Records for the task ▸
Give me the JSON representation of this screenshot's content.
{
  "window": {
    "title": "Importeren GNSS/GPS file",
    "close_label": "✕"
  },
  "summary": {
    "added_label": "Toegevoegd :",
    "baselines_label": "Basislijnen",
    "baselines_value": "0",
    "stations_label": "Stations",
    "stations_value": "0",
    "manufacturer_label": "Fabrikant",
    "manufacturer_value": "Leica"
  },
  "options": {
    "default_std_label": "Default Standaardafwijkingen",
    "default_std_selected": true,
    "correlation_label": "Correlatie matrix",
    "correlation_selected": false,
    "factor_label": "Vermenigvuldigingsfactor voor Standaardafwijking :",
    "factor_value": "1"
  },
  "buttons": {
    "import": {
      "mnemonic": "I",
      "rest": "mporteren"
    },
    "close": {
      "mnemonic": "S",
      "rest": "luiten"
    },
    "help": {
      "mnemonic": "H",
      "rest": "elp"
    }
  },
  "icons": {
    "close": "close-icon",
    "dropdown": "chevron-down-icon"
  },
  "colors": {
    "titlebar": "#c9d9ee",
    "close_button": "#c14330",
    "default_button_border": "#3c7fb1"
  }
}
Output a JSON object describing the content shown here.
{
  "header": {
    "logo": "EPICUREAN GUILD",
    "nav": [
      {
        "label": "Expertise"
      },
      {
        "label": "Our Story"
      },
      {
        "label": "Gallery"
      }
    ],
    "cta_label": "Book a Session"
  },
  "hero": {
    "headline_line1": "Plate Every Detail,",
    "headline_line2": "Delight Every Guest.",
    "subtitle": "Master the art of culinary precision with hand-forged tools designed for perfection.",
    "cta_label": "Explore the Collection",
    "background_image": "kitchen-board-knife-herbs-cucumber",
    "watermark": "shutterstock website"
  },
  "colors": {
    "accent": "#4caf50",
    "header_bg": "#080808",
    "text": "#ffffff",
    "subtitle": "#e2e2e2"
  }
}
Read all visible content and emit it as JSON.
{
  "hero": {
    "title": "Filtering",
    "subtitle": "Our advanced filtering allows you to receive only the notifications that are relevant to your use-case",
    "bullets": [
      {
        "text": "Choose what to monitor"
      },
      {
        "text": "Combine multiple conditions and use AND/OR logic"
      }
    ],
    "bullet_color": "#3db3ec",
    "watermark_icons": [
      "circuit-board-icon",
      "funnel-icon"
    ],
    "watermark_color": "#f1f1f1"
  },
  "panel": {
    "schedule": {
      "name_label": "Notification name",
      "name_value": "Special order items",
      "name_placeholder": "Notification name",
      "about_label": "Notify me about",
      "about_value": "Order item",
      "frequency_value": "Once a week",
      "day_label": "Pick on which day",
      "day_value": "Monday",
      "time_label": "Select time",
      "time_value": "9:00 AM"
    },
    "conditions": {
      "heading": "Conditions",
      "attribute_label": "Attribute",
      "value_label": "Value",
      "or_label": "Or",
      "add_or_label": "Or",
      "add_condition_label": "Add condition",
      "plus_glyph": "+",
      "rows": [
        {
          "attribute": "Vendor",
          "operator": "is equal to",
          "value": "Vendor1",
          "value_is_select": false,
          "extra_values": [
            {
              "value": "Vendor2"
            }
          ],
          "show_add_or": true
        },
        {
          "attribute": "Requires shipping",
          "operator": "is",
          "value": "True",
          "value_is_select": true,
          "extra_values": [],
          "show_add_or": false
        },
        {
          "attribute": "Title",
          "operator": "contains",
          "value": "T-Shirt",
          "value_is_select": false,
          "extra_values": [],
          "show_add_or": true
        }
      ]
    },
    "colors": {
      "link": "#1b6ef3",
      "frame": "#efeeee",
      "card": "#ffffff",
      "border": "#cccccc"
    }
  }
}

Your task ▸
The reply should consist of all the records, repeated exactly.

Reply ▸
Give me the JSON representation of this screenshot's content.
{
  "window": {
    "title": "Importeren GNSS/GPS file",
    "close_label": "✕"
  },
  "summary": {
    "added_label": "Toegevoegd :",
    "baselines_label": "Basislijnen",
    "baselines_value": "0",
    "stations_label": "Stations",
    "stations_value": "0",
    "manufacturer_label": "Fabrikant",
    "manufacturer_value": "Leica"
  },
  "options": {
    "default_std_label": "Default Standaardafwijkingen",
    "default_std_selected": true,
    "correlation_label": "Correlatie matrix",
    "correlation_selected": false,
    "factor_label": "Vermenigvuldigingsfactor voor Standaardafwijking :",
    "factor_value": "1"
  },
  "buttons": {
    "import": {
      "mnemonic": "I",
      "rest": "mporteren"
    },
    "close": {
      "mnemonic": "S",
      "rest": "luiten"
    },
    "help": {
      "mnemonic": "H",
      "rest": "elp"
    }
  },
  "icons": {
    "close": "close-icon",
    "dropdown": "chevron-down-icon"
  },
  "colors": {
    "titlebar": "#c9d9ee",
    "close_button": "#c14330",
    "default_button_border": "#3c7fb1"
  }
}
Output a JSON object describing the content shown here.
{
  "header": {
    "logo": "EPICUREAN GUILD",
    "nav": [
      {
        "label": "Expertise"
      },
      {
        "label": "Our Story"
      },
      {
        "label": "Gallery"
      }
    ],
    "cta_label": "Book a Session"
  },
  "hero": {
    "headline_line1": "Plate Every Detail,",
    "headline_line2": "Delight Every Guest.",
    "subtitle": "Master the art of culinary precision with hand-forged tools designed for perfection.",
    "cta_label": "Explore the Collection",
    "background_image": "kitchen-board-knife-herbs-cucumber",
    "watermark": "shutterstock website"
  },
  "colors": {
    "accent": "#4caf50",
    "header_bg": "#080808",
    "text": "#ffffff",
    "subtitle": "#e2e2e2"
  }
}
Read all visible content and emit it as JSON.
{
  "hero": {
    "title": "Filtering",
    "subtitle": "Our advanced filtering allows you to receive only the notifications that are relevant to your use-case",
    "bullets": [
      {
        "text": "Choose what to monitor"
      },
      {
        "text": "Combine multiple conditions and use AND/OR logic"
      }
    ],
    "bullet_color": "#3db3ec",
    "watermark_icons": [
      "circuit-board-icon",
      "funnel-icon"
    ],
    "watermark_color": "#f1f1f1"
  },
  "panel": {
    "schedule": {
      "name_label": "Notification name",
      "name_value": "Special order items",
      "name_placeholder": "Notification name",
      "about_label": "Notify me about",
      "about_value": "Order item",
      "frequency_value": "Once a week",
      "day_label": "Pick on which day",
      "day_value": "Monday",
      "time_label": "Select time",
      "time_value": "9:00 AM"
    },
    "conditions": {
      "heading": "Conditions",
      "attribute_label": "Attribute",
      "value_label": "Value",
      "or_label": "Or",
      "add_or_label": "Or",
      "add_condition_label": "Add condition",
      "plus_glyph": "+",
      "rows": [
        {
          "attribute": "Vendor",
          "operator": "is equal to",
          "value": "Vendor1",
          "value_is_select": false,
          "extra_values": [
            {
              "value": "Vendor2"
            }
          ],
          "show_add_or": true
        },
        {
          "attribute": "Requires shipping",
          "operator": "is",
          "value": "True",
          "value_is_select": true,
          "extra_values": [],
          "show_add_or": false
        },
        {
          "attribute": "Title",
          "operator": "contains",
          "value": "T-Shirt",
          "value_is_select": false,
          "extra_values": [],
          "show_add_or": true
        }
      ]
    },
    "colors": {
      "link": "#1b6ef3",
      "frame": "#efeeee",
      "card": "#ffffff",
      "border": "#cccccc"
    }
  }
}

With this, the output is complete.